Eve: Risher started from scratch, reimagining the project with a female protagonist. This would have been an interesting take, because Ivan's character is so driven by machismo. Kate Lanier wrote the script, and as before, it was greenlit. Then UPN unexpectedly picked up Eve's eponymous television show for another season, and that was that.
Lauryn Hill: Hill actually approached Sara Risher; she'd heard about the remake and had her own idea for the story. Hill's version was set back in Jamaica, but had an American tourist in the lead. Hill came with built-in reggae credibility; she has five children with Bob Marley's son Rohan. Risher went out to writers for a third time, but before a script was written, Lauren Hill went into seclusion and once again, things fell apart.
- This was the first Jamaican film, and so it had a built-in and passionately loyal audience in its home country. It's hard to imagine belonging to a culture that had never seen itself on film, but that's the situation Jamaicans found themselves in in 1972. Perry Henzell reports on the commentary track that audiences were won over in the first sequence, one of those everyday occurances that had never made it to the big screen before. The bus Ivan is taking in to Kingston has a pointless faceoff with a truck on a one lane bridge.
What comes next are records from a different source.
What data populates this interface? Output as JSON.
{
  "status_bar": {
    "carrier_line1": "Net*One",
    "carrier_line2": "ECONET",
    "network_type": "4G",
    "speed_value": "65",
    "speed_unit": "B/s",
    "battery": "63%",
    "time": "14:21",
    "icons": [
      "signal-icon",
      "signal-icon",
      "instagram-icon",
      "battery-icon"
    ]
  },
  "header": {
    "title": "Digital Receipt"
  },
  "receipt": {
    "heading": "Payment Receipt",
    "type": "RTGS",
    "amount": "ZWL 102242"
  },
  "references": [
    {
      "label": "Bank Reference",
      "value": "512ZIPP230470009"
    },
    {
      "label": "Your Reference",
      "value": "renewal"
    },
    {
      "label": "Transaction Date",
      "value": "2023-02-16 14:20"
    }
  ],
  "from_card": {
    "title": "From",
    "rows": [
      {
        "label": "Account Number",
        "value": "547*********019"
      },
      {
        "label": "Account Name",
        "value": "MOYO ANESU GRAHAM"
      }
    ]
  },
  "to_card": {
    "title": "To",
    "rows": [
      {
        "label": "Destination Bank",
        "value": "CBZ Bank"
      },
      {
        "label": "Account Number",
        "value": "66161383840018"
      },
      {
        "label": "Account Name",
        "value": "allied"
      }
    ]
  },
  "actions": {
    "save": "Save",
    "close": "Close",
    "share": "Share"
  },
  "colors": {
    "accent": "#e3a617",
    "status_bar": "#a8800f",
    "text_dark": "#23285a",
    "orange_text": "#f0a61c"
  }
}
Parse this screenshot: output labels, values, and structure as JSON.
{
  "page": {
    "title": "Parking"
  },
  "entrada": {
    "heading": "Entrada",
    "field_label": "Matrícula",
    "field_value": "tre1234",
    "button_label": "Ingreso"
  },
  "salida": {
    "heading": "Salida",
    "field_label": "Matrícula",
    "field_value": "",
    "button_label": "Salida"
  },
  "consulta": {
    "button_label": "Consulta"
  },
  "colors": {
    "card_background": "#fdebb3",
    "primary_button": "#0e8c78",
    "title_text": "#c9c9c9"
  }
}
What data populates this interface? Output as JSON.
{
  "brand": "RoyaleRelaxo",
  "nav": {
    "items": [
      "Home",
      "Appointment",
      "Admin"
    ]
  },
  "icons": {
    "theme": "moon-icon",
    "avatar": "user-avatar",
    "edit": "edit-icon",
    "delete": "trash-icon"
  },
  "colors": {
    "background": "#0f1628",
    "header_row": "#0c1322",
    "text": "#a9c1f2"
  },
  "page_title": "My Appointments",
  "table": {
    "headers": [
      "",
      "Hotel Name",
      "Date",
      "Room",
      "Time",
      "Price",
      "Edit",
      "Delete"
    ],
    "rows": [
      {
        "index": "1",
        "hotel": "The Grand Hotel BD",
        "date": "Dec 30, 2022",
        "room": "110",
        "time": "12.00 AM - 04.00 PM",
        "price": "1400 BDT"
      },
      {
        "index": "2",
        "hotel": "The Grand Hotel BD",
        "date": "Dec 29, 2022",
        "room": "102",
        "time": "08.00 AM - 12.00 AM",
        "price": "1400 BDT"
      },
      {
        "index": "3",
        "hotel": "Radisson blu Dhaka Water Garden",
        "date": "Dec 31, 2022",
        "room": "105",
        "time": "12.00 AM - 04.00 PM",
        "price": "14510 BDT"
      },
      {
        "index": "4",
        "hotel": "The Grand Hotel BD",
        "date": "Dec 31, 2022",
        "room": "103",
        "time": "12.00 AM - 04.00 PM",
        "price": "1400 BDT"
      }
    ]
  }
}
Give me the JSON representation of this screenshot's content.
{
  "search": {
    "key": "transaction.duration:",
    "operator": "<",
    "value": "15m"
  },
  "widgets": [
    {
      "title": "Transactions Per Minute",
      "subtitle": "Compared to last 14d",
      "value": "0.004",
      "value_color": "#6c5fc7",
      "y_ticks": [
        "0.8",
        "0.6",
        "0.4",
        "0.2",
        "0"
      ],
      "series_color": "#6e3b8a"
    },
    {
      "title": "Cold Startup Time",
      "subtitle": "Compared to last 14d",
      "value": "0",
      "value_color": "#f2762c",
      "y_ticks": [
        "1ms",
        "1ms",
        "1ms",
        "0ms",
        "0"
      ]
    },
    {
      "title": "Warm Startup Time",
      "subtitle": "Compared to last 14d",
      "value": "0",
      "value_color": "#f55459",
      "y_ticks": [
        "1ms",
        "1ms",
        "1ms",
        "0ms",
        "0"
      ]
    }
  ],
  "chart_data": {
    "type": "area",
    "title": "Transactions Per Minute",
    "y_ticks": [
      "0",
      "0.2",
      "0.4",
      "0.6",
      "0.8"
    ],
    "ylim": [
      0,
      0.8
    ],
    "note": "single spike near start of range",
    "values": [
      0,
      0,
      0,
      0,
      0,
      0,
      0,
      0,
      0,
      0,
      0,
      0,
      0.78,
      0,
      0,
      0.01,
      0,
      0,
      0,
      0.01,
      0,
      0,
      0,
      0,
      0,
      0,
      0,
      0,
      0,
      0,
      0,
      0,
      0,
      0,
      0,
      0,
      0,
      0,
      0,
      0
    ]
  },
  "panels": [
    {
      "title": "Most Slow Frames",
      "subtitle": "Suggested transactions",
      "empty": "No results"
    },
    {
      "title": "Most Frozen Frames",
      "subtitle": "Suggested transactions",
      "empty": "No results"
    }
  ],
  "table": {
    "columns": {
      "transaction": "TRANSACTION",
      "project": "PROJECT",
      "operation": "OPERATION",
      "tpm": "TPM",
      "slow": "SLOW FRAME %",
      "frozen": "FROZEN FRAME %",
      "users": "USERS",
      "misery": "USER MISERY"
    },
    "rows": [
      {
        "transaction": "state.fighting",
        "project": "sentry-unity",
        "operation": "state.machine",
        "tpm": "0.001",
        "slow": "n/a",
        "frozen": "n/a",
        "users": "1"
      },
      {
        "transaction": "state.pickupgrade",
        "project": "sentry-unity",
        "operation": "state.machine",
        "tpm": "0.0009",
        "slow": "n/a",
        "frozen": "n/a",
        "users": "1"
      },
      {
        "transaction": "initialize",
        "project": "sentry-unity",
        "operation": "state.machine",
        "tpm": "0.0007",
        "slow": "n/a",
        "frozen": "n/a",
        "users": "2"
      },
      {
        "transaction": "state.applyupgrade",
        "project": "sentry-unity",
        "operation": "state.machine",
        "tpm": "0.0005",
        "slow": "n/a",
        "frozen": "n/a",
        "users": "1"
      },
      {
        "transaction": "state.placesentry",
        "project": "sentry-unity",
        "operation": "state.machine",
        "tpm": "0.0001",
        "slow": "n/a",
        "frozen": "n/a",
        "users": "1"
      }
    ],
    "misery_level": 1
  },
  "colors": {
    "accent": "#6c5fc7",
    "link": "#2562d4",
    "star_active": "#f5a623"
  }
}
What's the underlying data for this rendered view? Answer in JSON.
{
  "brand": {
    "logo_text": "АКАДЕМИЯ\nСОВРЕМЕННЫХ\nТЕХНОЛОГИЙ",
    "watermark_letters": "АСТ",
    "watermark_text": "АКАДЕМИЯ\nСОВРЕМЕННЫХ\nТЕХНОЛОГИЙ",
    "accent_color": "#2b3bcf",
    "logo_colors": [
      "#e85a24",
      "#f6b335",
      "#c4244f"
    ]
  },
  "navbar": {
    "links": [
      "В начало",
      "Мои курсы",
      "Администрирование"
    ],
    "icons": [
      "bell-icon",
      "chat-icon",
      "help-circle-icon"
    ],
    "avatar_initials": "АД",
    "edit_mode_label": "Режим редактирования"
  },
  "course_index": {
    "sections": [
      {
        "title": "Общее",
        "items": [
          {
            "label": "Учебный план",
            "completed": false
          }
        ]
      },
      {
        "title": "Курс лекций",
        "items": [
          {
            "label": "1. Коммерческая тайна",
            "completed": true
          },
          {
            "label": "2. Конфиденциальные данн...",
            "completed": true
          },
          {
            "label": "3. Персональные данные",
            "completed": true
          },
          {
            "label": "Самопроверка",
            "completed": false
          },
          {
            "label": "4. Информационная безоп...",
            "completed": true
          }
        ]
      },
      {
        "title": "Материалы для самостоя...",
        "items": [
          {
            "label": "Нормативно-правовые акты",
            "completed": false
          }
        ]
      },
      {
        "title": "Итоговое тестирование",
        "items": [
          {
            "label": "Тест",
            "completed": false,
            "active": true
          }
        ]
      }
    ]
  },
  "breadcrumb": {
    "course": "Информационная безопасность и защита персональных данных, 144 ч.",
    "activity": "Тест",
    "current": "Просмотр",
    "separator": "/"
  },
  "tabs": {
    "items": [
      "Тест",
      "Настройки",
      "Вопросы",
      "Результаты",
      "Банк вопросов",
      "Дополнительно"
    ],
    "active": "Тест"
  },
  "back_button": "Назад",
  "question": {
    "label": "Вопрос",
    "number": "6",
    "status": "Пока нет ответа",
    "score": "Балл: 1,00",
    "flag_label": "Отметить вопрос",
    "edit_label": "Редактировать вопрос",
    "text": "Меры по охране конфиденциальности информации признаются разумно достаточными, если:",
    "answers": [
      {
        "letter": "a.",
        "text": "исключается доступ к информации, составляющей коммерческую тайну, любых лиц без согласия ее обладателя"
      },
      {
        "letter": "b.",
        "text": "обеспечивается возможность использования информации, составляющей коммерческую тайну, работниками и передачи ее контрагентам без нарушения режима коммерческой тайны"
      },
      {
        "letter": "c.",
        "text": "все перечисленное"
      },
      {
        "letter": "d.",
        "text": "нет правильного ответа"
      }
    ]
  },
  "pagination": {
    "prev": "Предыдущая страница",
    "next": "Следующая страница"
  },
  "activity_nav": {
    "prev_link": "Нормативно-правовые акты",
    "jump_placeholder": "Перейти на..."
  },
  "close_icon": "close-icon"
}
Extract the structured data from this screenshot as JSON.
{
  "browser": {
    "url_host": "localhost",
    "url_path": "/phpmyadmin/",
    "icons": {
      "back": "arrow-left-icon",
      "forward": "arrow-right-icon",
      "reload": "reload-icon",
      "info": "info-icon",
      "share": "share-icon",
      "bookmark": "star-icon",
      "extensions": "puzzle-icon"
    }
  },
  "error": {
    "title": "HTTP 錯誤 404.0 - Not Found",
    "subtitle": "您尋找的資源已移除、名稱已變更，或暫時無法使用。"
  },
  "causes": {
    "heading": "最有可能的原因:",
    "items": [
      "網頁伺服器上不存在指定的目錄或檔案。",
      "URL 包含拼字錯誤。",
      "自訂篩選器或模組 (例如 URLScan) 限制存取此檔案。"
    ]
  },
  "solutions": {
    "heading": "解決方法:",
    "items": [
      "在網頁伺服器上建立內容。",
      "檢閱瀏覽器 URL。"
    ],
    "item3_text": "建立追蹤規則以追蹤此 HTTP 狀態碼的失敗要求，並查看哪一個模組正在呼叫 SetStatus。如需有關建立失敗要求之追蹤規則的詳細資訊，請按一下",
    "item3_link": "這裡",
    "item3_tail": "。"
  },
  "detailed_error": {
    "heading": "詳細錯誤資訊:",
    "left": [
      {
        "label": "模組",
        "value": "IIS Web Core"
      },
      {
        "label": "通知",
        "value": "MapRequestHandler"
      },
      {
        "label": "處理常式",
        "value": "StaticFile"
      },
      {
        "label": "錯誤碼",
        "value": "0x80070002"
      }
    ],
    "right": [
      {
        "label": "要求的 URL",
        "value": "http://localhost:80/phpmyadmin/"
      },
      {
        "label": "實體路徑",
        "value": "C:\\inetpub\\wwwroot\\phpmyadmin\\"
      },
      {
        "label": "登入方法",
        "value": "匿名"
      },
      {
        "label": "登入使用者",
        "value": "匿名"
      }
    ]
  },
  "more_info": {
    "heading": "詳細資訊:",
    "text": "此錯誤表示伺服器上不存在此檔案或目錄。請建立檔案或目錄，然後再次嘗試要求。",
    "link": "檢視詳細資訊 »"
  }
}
- That shot apparently got audiences to erupt into cheers all over the third world.
- The preacher Basil Keane plays is pretty crazy, but he's got nothing on the real preacher at the church they shot at. There's some footage of him in the movie; a lot of yelling and a whole lot of banging his bible. I kind of wish they'd cast him.
- Beverly Anderson has a small role as a housewife; she went on to marry Michael Manley and become Jamaica's First Lady.
- She's way better than Nancy Reagan on "Diff'rent Strokes." Come to think of it, she's better than Ronald Reagan in Bedtime for Bonzo.
- Perry Hanzell got to make the first movie from Jamaica, an shortcut to critical importance that's no longer available to any of you. But don't despair! There are still countries with no local films. The IMDB lists 190 different countries where films have been produced; the CIA World Factbook lists 266. That leaves 76 countries just waiting for someone to put them up on the big screen. And even if we accept that Factbook regions like "Antarctica", "Clipperton Island," and "Holy See (Vatican City)" are unlikely to become the next Toronto, there's still a lot of potential there. Plus, if you're not from a country with no locally produced films, you might be from one of the ten countries with exactly one locally produced film.3 So if you're one of the 1,492 residents of Niue, the world is waiting for you to produce a followup to your country's first and only film.4 Or at least the Niueans are.
1Well, maybe not modern-day record moguls, but this was filmed before Napster.
2C.F. "Herman's Hermits Greatest Hits." On cassette.
3The ten countries with only one film on the IMDB are: